This week’s Sunday Stills challenge theme is ‘The Pink Side of Life.’ See more responses here.
The top photo shows a leaf cutter bee on what I think is a zinnia violacea flower. Next we have a ball of Egyptian starcluster (Pentas lanceolata) flowers and Pinkfringe (Arthrostemma ciliatum) flowers.
Next comes the lovely marking of a shell ginger flower and the puffy blooms of a sensitive plant.
Finally, there’s a pink banana hosting a visitor, a gold dust day gecko after a little something to drink.
Also posted in response to Becky’s October Squares challenge theme of ‘Past Squares – In the Pink/Flowers.’ See more responses here.
This is a caterpillar with a message and the message is ‘Back off.’ This is illustrated by the orange and black coloring and black spikes, which in this case conveys that these caterpillars are poisonous. Fortunately, I wasn’t hungry at the time so no harm done. Passion vine butterfly caterpillars, on the other hand, seem to be permanently hungry. Whenever I see them they’re munching leaves like old time video game characters.
Posted in response to Becky’s October Squares challenge theme of ‘Past Squares – Spiky.’ See more responses here.
I often see fiery skipper butterflies on what I know as ice plants. I thought the different color flowers were just variations within the plant but, while they’re members of the same family (Aizoaceae), they’re different plants. At the top is an Aptenia haeckeliana with its yellow flower. To the left is an Aptenia cordifolia with a magenta flower.

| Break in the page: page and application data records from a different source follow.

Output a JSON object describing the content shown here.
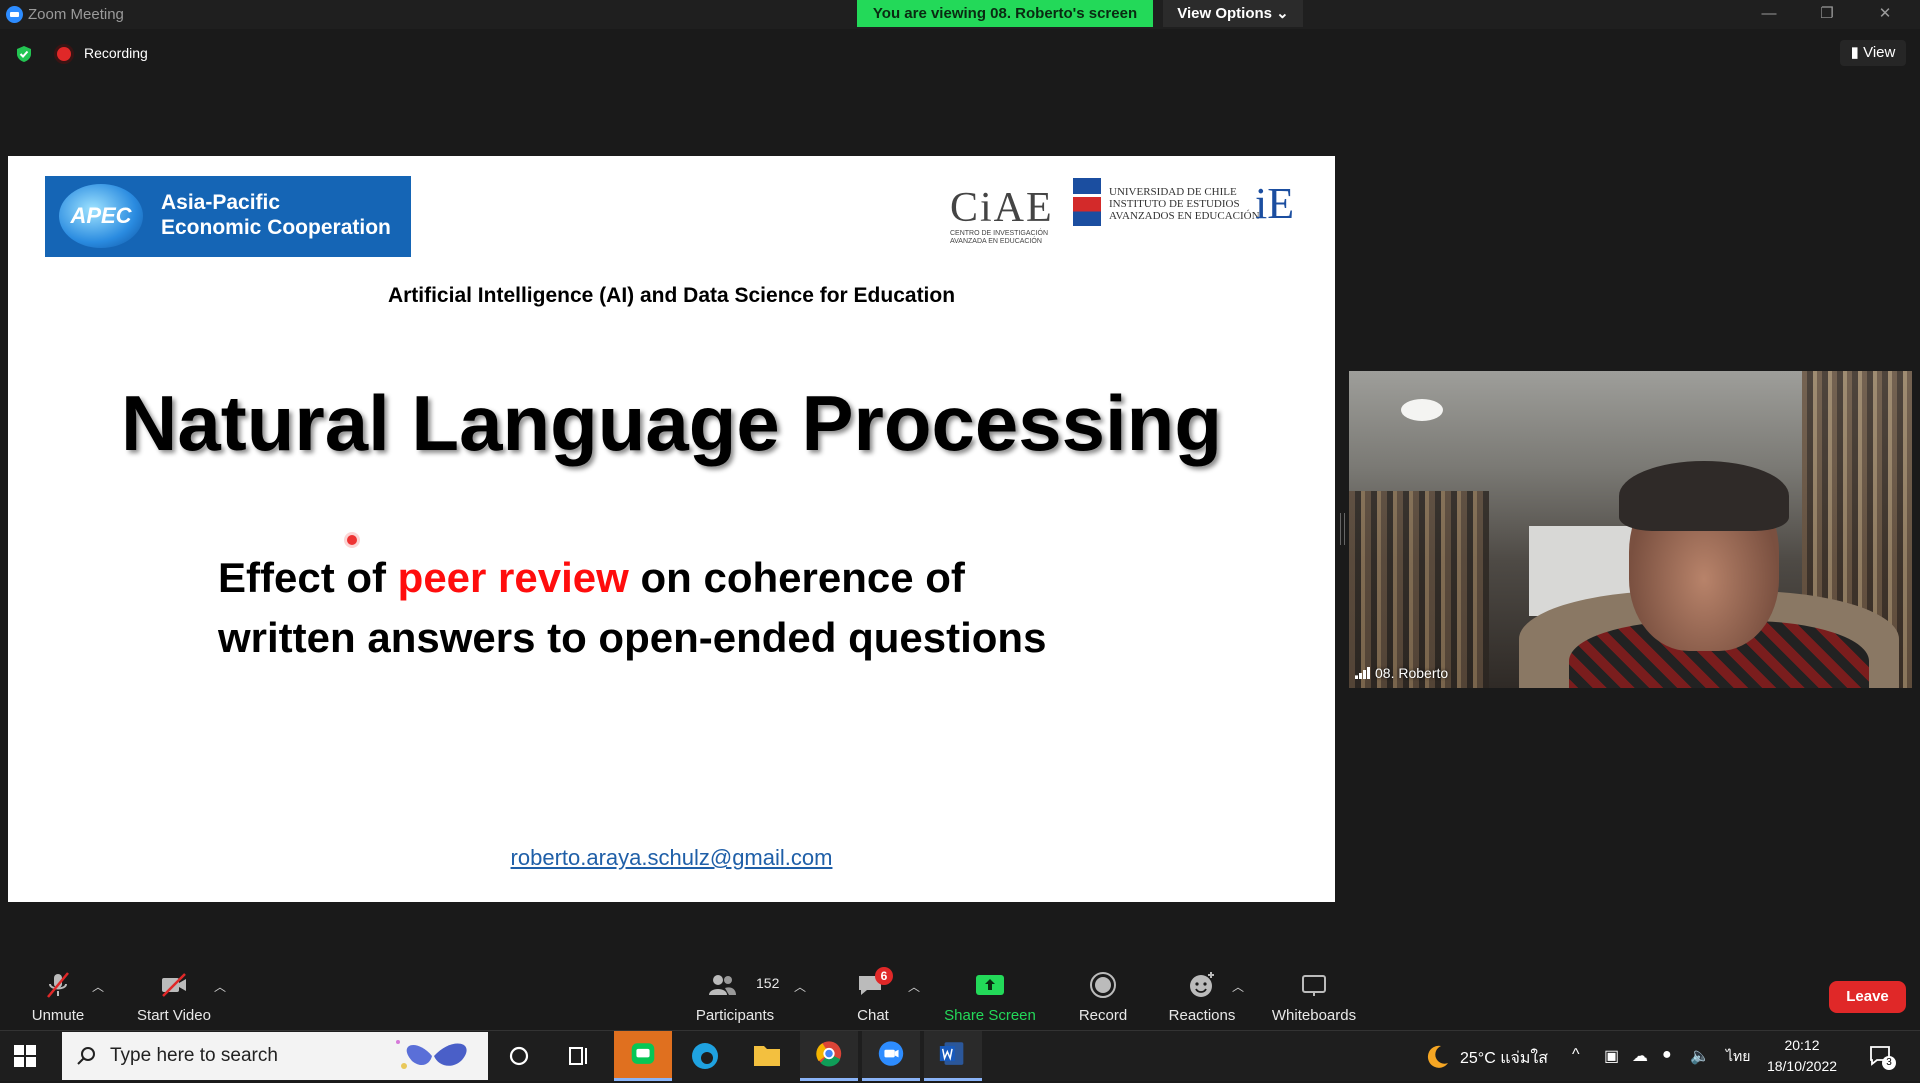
{
  "window": {
    "title": "Zoom Meeting",
    "viewing_banner": "You are viewing 08. Roberto's screen",
    "view_options": "View Options ⌄",
    "minimize": "—",
    "restore": "❐",
    "close": "✕"
  },
  "status": {
    "recording_label": "Recording",
    "view_button": "View"
  },
  "slide": {
    "apec_logo_globe": "APEC",
    "apec_logo_line1": "Asia-Pacific",
    "apec_logo_line2": "Economic Cooperation",
    "ciae_logo": "CiAE",
    "ciae_logo_sub1": "Centro de Investigación",
    "ciae_logo_sub2": "Avanzada en Educación",
    "uchile_line1": "UNIVERSIDAD DE CHILE",
    "uchile_line2": "INSTITUTO DE ESTUDIOS",
    "uchile_line3": "AVANZADOS EN EDUCACIÓN",
    "uchile_ie": "iE",
    "event_title": "Artificial Intelligence (AI) and Data Science for Education",
    "main_title": "Natural Language Processing",
    "subtitle_part1": "Effect of ",
    "subtitle_highlight": "peer review",
    "subtitle_part2": " on coherence of",
    "subtitle_line2": "written answers to open-ended questions",
    "email": "roberto.araya.schulz@gmail.com"
  },
  "video": {
    "participant_name": "08. Roberto"
  },
  "toolbar": {
    "unmute": "Unmute",
    "start_video": "Start Video",
    "participants": "Participants",
    "participants_count": "152",
    "chat": "Chat",
    "chat_badge": "6",
    "share_screen": "Share Screen",
    "record": "Record",
    "reactions": "Reactions",
    "whiteboards": "Whiteboards",
    "leave": "Leave"
  },
  "taskbar": {
    "search_placeholder": "Type here to search",
    "weather": "25°C แจ่มใส",
    "language": "ไทย",
    "time": "20:12",
    "date": "18/10/2022",
    "notification_count": "3"
  },
  "colors": {
    "banner_green": "#23d959",
    "leave_red": "#e02828",
    "highlight_red": "#ff0d0d",
    "share_green": "#23d959"
  }
}
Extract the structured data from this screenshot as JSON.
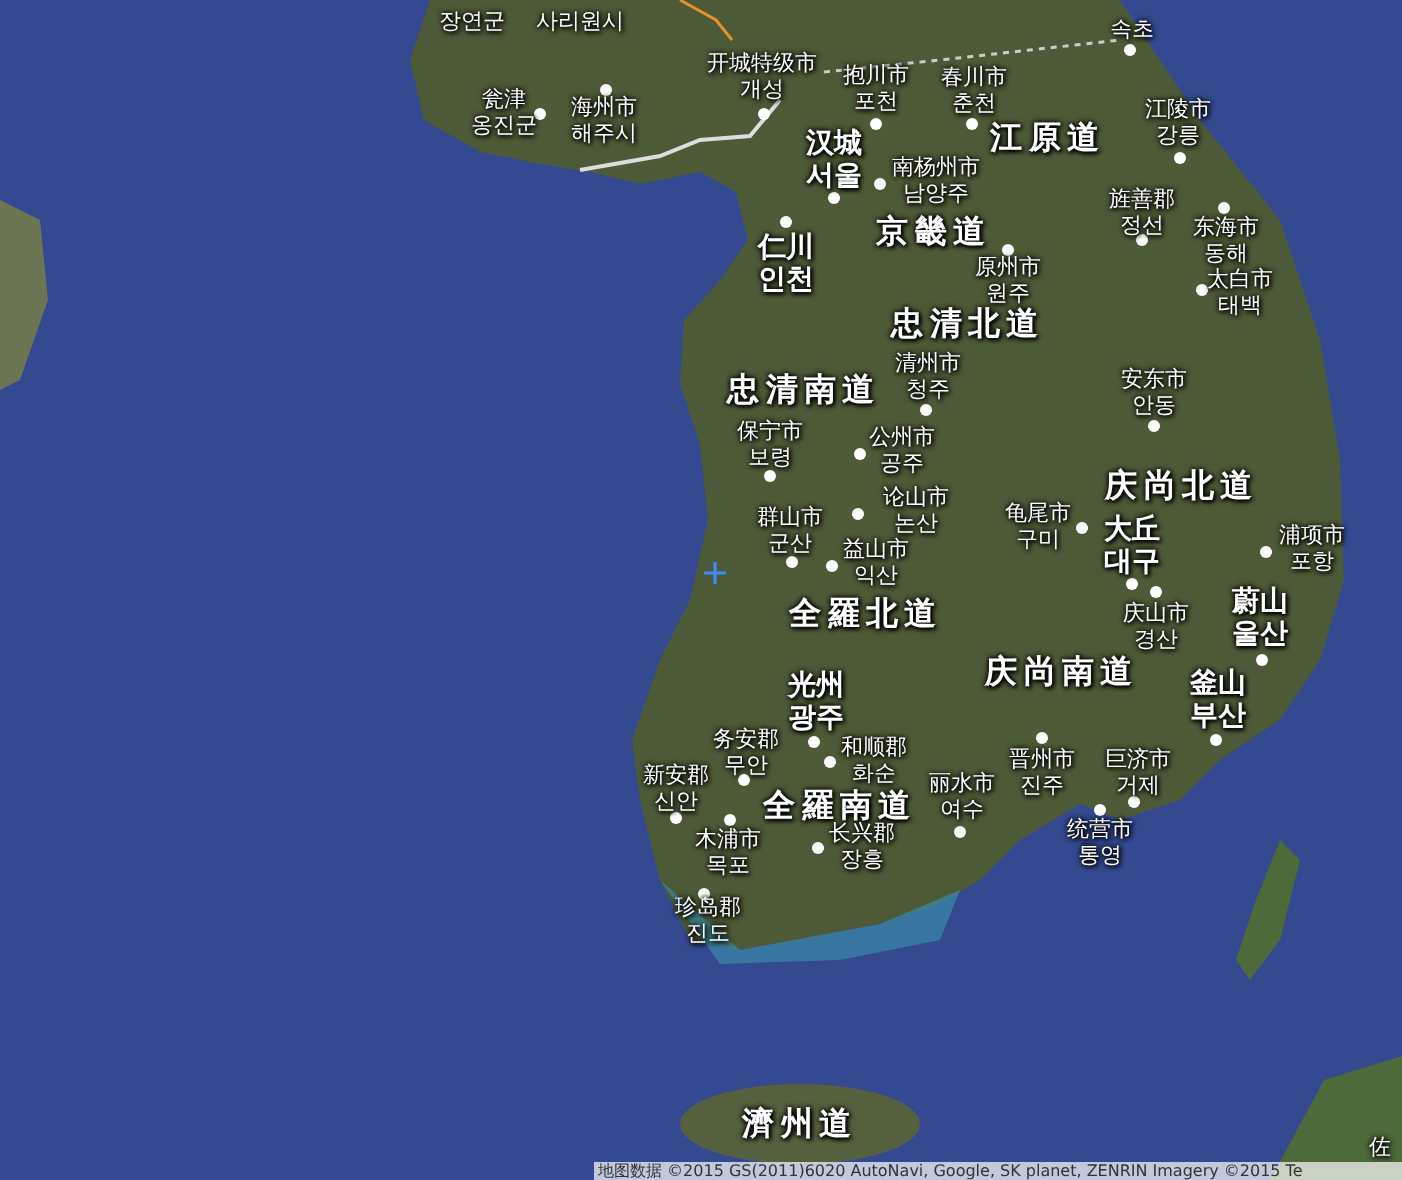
{
  "map": {
    "labels": [
      {
        "kind": "city",
        "lines": [
          "장연군"
        ]
      },
      {
        "kind": "city",
        "lines": [
          "사리원시"
        ]
      },
      {
        "kind": "city",
        "lines": [
          "开城特级市",
          "개성"
        ]
      },
      {
        "kind": "city",
        "lines": [
          "抱川市",
          "포천"
        ]
      },
      {
        "kind": "city",
        "lines": [
          "春川市",
          "춘천"
        ]
      },
      {
        "kind": "city",
        "lines": [
          "속초"
        ]
      },
      {
        "kind": "city",
        "lines": [
          "瓮津",
          "옹진군"
        ]
      },
      {
        "kind": "city",
        "lines": [
          "海州市",
          "해주시"
        ]
      },
      {
        "kind": "city",
        "lines": [
          "江陵市",
          "강릉"
        ]
      },
      {
        "kind": "capital",
        "lines": [
          "汉城",
          "서울"
        ]
      },
      {
        "kind": "city",
        "lines": [
          "南杨州市",
          "남양주"
        ]
      },
      {
        "kind": "province",
        "lines": [
          "江原道"
        ]
      },
      {
        "kind": "city",
        "lines": [
          "旌善郡",
          "정선"
        ]
      },
      {
        "kind": "city",
        "lines": [
          "东海市",
          "동해"
        ]
      },
      {
        "kind": "city",
        "lines": [
          "太白市",
          "태백"
        ]
      },
      {
        "kind": "province",
        "lines": [
          "京畿道"
        ]
      },
      {
        "kind": "capital",
        "lines": [
          "仁川",
          "인천"
        ]
      },
      {
        "kind": "city",
        "lines": [
          "原州市",
          "원주"
        ]
      },
      {
        "kind": "province",
        "lines": [
          "忠清北道"
        ]
      },
      {
        "kind": "province",
        "lines": [
          "忠清南道"
        ]
      },
      {
        "kind": "city",
        "lines": [
          "清州市",
          "청주"
        ]
      },
      {
        "kind": "city",
        "lines": [
          "安东市",
          "안동"
        ]
      },
      {
        "kind": "city",
        "lines": [
          "保宁市",
          "보령"
        ]
      },
      {
        "kind": "city",
        "lines": [
          "公州市",
          "공주"
        ]
      },
      {
        "kind": "province",
        "lines": [
          "庆尚北道"
        ]
      },
      {
        "kind": "city",
        "lines": [
          "论山市",
          "논산"
        ]
      },
      {
        "kind": "city",
        "lines": [
          "群山市",
          "군산"
        ]
      },
      {
        "kind": "city",
        "lines": [
          "龟尾市",
          "구미"
        ]
      },
      {
        "kind": "capital",
        "lines": [
          "大丘",
          "대구"
        ]
      },
      {
        "kind": "city",
        "lines": [
          "浦项市",
          "포항"
        ]
      },
      {
        "kind": "city",
        "lines": [
          "益山市",
          "익산"
        ]
      },
      {
        "kind": "province",
        "lines": [
          "全羅北道"
        ]
      },
      {
        "kind": "city",
        "lines": [
          "庆山市",
          "경산"
        ]
      },
      {
        "kind": "capital",
        "lines": [
          "蔚山",
          "울산"
        ]
      },
      {
        "kind": "province",
        "lines": [
          "庆尚南道"
        ]
      },
      {
        "kind": "capital",
        "lines": [
          "釜山",
          "부산"
        ]
      },
      {
        "kind": "capital",
        "lines": [
          "光州",
          "광주"
        ]
      },
      {
        "kind": "city",
        "lines": [
          "务安郡",
          "무안"
        ]
      },
      {
        "kind": "city",
        "lines": [
          "和顺郡",
          "화순"
        ]
      },
      {
        "kind": "city",
        "lines": [
          "新安郡",
          "신안"
        ]
      },
      {
        "kind": "city",
        "lines": [
          "晋州市",
          "진주"
        ]
      },
      {
        "kind": "city",
        "lines": [
          "巨济市",
          "거제"
        ]
      },
      {
        "kind": "province",
        "lines": [
          "全羅南道"
        ]
      },
      {
        "kind": "city",
        "lines": [
          "丽水市",
          "여수"
        ]
      },
      {
        "kind": "city",
        "lines": [
          "木浦市",
          "목포"
        ]
      },
      {
        "kind": "city",
        "lines": [
          "长兴郡",
          "장흥"
        ]
      },
      {
        "kind": "city",
        "lines": [
          "统营市",
          "통영"
        ]
      },
      {
        "kind": "city",
        "lines": [
          "珍岛郡",
          "진도"
        ]
      },
      {
        "kind": "province",
        "lines": [
          "濟州道"
        ]
      },
      {
        "kind": "city",
        "lines": [
          "佐"
        ]
      }
    ],
    "attribution": "地图数据 ©2015 GS(2011)6020 AutoNavi, Google, SK planet, ZENRIN Imagery ©2015 Te"
  }
}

It’s a different butterfly on the two flowers, but both are fiery skippers.
I was doing some cleanup work outside, when I noticed this bug on my hand. I headed in to where my camera was and the bug stayed in place the whole way. I got the camera organized and took a few photos before it finally flew off.
I knew I’d seen one of these before, but couldn’t remember where or what it was. A quick search revealed that this is a whitecrossed seed bug (Neacoryphus bicrucis), a resident of fields and meadows.
My previous sighting had occurred after a hike on Mauna Loa. It was on a water bottle I’d left in the cooler in my truck while I hiked. I suspect that one had inadvertently taken a day trip with me and was probably stunned to find itself at 11,000 feet, surrounded by barren lava!